It also requires a significant shift in attitude and a series of processes to gain recognition. As an Institute, we must establish a clear pathway for individuals to demonstrate their career progression and offer support to help them navigate it. Once IoR members have a meaningful presence in the industry, external stakeholders will take notice and start asking about our members.

Q: More generally, do you feel the roofing industry is slowly changing the outdated perceptions that some members of the public and clients might have of it? Or are we still some way off?

In construction, particularly the roofing sector, it has long suffered from negative perceptions about customer service. However, it’s not just the industry that is at fault; but also, the general public who hold presumptions and expectations about contractors.

You hear stories of homeowners trying to negotiate lower prices by making unfounded complaints and using outdated stereotypes about roofers and contractors in general. Therefore, it is important to consider customer service not only on the domestic side but also in terms of client behaviour. Both parties have a responsibility to behave correctly, do their homework, and not make assumptions about products or guarantees.

Q: After observing the IoR from the outside, and now for nearly two years as its CEO, what are the areas you feel the organisation has to focus on to cement its position in the sector?

At the IoR, we are dedicated to working closely with the roofing industry to provide the qualifications and training that are truly needed. We understand that it is important to communicate with the sector to find out what is required, rather than solely focusing on what the IoR wants. Our approach is to have ongoing discussions with industry professionals to gain a deeper understanding of the challenges they face and the areas where they require support.

We recognise that the needs and wants within roofing is constantly evolving, and we are committed to staying up-to-date with these changes. By working collaboratively with other roofing professionals and organisations, we can ensure that the qualifications and training we provide are relevant and meet the needs of the industry.

Q: Who should readers contact or where should they go to find out more about the IoR’s offering?

There are several routes of contact. You can email , or me directly

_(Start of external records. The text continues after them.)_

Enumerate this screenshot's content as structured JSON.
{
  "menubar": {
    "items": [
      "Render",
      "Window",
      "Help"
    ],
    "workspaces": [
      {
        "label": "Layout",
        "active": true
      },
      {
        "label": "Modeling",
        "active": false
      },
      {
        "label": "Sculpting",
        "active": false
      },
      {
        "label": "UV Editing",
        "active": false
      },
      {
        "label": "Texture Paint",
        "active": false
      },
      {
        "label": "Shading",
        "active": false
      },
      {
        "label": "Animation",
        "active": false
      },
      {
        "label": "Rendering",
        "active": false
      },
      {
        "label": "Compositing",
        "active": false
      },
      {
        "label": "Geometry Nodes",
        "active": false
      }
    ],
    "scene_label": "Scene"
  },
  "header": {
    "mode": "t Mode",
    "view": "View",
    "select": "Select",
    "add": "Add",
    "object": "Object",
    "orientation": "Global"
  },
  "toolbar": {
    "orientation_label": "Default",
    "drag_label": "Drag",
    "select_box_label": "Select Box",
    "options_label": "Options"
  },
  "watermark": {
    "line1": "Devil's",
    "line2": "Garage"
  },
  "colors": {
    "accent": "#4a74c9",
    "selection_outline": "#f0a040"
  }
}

The IoR website also has a wealth of information on there about training, benefits of IoR membership, upcoming events and diary dates, as well as news and information about our Board.

We also have regular updates on our social media channels, Twitter, LinkedIn and Instagram.